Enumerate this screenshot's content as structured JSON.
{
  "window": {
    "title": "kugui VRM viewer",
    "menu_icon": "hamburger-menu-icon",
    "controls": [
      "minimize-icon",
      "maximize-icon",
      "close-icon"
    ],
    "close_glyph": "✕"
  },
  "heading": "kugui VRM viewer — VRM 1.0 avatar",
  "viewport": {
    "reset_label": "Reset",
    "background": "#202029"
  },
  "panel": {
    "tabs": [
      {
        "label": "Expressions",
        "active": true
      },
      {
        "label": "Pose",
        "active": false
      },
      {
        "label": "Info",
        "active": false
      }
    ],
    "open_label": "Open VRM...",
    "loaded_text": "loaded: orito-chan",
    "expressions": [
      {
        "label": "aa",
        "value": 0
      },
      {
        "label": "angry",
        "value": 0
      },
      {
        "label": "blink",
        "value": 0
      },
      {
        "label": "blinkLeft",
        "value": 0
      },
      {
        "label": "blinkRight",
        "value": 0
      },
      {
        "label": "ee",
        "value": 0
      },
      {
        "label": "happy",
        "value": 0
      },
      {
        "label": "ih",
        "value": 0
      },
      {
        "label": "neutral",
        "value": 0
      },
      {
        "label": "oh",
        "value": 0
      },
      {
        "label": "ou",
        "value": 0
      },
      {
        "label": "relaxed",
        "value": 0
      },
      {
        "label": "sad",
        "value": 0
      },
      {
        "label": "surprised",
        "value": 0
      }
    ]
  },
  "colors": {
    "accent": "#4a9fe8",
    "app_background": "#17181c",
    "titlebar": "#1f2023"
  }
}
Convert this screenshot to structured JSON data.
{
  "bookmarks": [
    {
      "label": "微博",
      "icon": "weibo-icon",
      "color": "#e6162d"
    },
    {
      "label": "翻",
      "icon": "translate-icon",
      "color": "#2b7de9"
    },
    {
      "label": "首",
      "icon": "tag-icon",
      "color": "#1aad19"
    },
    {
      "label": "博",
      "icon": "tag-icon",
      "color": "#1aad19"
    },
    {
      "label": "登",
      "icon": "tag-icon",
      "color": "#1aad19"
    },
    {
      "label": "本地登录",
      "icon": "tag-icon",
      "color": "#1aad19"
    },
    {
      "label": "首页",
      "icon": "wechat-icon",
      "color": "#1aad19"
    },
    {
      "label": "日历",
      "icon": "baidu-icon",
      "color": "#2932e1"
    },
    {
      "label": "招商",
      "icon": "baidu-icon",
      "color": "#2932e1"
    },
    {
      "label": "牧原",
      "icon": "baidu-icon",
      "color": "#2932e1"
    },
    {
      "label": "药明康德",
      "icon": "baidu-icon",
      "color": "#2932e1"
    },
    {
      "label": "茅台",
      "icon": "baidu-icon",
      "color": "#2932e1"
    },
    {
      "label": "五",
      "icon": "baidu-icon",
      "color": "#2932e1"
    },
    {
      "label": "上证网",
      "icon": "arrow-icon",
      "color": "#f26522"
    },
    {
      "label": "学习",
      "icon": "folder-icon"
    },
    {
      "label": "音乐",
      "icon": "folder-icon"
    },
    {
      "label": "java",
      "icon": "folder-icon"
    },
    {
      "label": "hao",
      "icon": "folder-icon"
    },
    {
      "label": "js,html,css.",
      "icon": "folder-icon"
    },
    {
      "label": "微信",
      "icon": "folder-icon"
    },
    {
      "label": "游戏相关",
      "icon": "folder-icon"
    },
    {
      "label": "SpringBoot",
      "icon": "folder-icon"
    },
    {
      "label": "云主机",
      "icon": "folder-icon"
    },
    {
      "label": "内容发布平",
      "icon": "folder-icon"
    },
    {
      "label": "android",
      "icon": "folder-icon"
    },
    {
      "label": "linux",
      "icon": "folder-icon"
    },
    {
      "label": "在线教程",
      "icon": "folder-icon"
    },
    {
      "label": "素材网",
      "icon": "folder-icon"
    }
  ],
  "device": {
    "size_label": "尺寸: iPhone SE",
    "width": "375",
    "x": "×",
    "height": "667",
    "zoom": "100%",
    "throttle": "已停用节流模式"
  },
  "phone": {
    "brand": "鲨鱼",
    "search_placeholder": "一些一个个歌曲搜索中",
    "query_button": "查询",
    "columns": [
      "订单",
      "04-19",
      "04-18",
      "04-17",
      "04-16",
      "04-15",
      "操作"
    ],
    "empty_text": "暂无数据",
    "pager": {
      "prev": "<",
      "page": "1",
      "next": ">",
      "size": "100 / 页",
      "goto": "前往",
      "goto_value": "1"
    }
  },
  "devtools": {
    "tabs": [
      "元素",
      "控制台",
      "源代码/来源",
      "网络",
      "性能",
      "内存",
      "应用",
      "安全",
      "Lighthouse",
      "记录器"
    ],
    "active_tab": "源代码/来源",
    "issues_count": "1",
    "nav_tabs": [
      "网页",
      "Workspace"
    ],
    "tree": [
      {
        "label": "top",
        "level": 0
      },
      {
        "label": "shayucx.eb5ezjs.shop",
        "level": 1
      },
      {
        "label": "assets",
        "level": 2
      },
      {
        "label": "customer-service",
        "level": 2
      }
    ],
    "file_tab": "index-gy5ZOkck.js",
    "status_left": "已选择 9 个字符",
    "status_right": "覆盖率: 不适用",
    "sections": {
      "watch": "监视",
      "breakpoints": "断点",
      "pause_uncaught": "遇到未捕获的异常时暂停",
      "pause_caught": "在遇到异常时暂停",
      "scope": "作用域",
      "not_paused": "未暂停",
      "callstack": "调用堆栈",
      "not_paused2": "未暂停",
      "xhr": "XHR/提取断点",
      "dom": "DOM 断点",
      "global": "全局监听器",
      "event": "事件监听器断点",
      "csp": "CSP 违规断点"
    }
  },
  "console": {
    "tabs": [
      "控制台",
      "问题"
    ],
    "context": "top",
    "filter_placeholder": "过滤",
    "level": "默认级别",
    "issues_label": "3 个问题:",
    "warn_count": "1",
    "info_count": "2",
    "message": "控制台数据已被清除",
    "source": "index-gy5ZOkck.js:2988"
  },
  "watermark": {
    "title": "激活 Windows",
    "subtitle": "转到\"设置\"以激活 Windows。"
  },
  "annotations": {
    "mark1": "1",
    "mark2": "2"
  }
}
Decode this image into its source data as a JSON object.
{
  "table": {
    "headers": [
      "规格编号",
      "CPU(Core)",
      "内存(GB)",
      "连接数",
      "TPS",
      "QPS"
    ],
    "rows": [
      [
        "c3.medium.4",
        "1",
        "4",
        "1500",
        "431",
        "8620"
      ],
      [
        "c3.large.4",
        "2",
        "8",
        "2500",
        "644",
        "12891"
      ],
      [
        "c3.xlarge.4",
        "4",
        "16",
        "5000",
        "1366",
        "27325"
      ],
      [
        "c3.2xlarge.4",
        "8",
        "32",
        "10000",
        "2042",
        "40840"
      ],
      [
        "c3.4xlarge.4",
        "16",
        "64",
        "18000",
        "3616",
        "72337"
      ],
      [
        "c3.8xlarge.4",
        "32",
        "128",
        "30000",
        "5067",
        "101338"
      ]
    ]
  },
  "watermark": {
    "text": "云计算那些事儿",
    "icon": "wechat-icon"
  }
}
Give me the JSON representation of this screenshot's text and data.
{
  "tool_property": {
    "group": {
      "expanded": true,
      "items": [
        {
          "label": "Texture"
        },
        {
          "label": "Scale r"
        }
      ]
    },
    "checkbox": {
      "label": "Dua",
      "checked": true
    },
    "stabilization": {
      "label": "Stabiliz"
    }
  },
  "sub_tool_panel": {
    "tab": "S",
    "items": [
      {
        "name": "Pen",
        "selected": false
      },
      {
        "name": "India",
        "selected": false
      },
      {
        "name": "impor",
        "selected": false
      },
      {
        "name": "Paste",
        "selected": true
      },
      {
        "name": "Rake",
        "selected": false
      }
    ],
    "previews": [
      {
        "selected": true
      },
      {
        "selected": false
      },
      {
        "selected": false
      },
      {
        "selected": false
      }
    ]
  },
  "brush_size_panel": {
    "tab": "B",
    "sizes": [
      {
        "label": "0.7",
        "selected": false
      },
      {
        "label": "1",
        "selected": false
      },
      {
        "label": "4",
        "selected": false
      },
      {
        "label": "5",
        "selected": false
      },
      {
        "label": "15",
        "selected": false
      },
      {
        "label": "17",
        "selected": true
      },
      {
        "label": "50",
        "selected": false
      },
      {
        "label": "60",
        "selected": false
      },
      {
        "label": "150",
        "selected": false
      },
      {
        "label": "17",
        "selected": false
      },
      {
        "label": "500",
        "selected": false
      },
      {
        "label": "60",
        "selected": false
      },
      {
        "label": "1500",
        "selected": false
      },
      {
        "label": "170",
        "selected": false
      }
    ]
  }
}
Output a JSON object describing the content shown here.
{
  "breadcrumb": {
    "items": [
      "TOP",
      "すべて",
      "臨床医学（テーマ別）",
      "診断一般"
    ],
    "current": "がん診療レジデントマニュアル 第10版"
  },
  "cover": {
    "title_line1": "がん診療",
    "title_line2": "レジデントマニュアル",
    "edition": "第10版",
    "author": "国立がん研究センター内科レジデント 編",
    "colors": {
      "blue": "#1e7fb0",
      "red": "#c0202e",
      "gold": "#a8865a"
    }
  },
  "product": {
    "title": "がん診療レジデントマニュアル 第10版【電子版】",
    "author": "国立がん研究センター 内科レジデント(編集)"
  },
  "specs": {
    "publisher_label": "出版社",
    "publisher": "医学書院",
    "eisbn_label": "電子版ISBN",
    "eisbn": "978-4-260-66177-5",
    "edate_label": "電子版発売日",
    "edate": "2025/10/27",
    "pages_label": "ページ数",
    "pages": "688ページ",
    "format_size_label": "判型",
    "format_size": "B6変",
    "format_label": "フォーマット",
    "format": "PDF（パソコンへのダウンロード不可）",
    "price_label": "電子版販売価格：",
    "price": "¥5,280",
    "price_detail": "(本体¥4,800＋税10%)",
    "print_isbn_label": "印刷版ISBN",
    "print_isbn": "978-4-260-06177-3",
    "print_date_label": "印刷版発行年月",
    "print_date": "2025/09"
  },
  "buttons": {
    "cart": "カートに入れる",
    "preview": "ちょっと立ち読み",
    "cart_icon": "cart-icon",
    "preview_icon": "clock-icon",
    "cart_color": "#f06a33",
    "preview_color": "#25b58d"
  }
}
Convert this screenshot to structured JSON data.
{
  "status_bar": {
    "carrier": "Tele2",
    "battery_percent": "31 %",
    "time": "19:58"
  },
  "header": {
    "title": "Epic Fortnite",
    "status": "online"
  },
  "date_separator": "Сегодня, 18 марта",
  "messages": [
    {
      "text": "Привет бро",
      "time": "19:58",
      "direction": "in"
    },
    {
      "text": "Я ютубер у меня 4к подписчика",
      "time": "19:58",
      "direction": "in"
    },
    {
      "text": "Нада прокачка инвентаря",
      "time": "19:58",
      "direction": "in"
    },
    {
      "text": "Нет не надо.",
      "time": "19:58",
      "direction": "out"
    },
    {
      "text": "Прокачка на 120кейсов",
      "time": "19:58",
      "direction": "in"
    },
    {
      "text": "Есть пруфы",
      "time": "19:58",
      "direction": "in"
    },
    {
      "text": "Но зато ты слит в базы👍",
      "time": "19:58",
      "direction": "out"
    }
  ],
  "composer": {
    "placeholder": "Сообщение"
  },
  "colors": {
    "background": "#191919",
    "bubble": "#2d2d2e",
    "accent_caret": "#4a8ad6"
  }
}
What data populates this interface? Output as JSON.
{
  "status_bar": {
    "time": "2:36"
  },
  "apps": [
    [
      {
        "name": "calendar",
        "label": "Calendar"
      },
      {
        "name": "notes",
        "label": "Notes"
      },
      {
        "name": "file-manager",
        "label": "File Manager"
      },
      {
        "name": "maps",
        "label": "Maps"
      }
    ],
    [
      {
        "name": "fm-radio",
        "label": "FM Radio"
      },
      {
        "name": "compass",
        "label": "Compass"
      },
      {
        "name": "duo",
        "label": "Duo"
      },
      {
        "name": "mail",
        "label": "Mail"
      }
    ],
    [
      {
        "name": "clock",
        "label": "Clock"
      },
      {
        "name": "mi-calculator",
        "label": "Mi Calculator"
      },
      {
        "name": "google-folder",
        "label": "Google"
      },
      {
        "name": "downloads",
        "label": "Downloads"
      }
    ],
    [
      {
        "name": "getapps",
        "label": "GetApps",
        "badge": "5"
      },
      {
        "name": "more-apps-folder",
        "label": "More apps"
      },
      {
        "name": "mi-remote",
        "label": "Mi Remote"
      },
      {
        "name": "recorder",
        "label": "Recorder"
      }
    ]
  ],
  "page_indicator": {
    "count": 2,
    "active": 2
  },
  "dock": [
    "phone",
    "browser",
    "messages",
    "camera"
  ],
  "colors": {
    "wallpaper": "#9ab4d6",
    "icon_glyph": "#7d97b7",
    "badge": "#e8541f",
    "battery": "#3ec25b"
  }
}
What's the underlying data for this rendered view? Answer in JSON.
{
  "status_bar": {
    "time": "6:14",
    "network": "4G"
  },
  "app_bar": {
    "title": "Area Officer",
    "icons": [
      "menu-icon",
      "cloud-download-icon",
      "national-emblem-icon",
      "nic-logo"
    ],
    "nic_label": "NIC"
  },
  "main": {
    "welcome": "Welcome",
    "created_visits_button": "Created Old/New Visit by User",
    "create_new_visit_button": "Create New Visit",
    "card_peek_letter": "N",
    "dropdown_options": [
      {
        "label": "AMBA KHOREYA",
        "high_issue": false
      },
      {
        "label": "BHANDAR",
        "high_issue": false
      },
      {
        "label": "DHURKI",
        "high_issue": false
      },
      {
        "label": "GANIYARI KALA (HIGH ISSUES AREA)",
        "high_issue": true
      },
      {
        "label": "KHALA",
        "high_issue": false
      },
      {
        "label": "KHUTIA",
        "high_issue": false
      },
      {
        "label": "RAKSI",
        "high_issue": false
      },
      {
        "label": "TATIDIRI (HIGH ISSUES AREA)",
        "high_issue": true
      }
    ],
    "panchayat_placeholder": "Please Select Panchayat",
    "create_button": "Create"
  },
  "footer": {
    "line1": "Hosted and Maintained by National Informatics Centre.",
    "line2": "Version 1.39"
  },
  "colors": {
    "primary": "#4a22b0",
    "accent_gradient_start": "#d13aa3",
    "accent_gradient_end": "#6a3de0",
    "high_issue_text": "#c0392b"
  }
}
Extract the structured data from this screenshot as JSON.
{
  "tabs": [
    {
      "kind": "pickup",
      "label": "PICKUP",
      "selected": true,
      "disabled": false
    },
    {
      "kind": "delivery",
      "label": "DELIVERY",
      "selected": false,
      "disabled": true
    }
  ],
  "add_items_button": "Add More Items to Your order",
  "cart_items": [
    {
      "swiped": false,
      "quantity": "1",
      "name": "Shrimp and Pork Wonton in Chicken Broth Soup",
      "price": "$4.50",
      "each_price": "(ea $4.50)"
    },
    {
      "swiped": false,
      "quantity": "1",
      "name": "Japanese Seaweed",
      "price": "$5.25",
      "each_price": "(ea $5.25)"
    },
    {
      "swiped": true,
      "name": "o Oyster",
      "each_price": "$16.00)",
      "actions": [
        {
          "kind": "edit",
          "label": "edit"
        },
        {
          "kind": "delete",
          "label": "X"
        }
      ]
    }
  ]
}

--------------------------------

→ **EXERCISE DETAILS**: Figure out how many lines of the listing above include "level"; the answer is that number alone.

→ **SOLUTION BELOW**: 5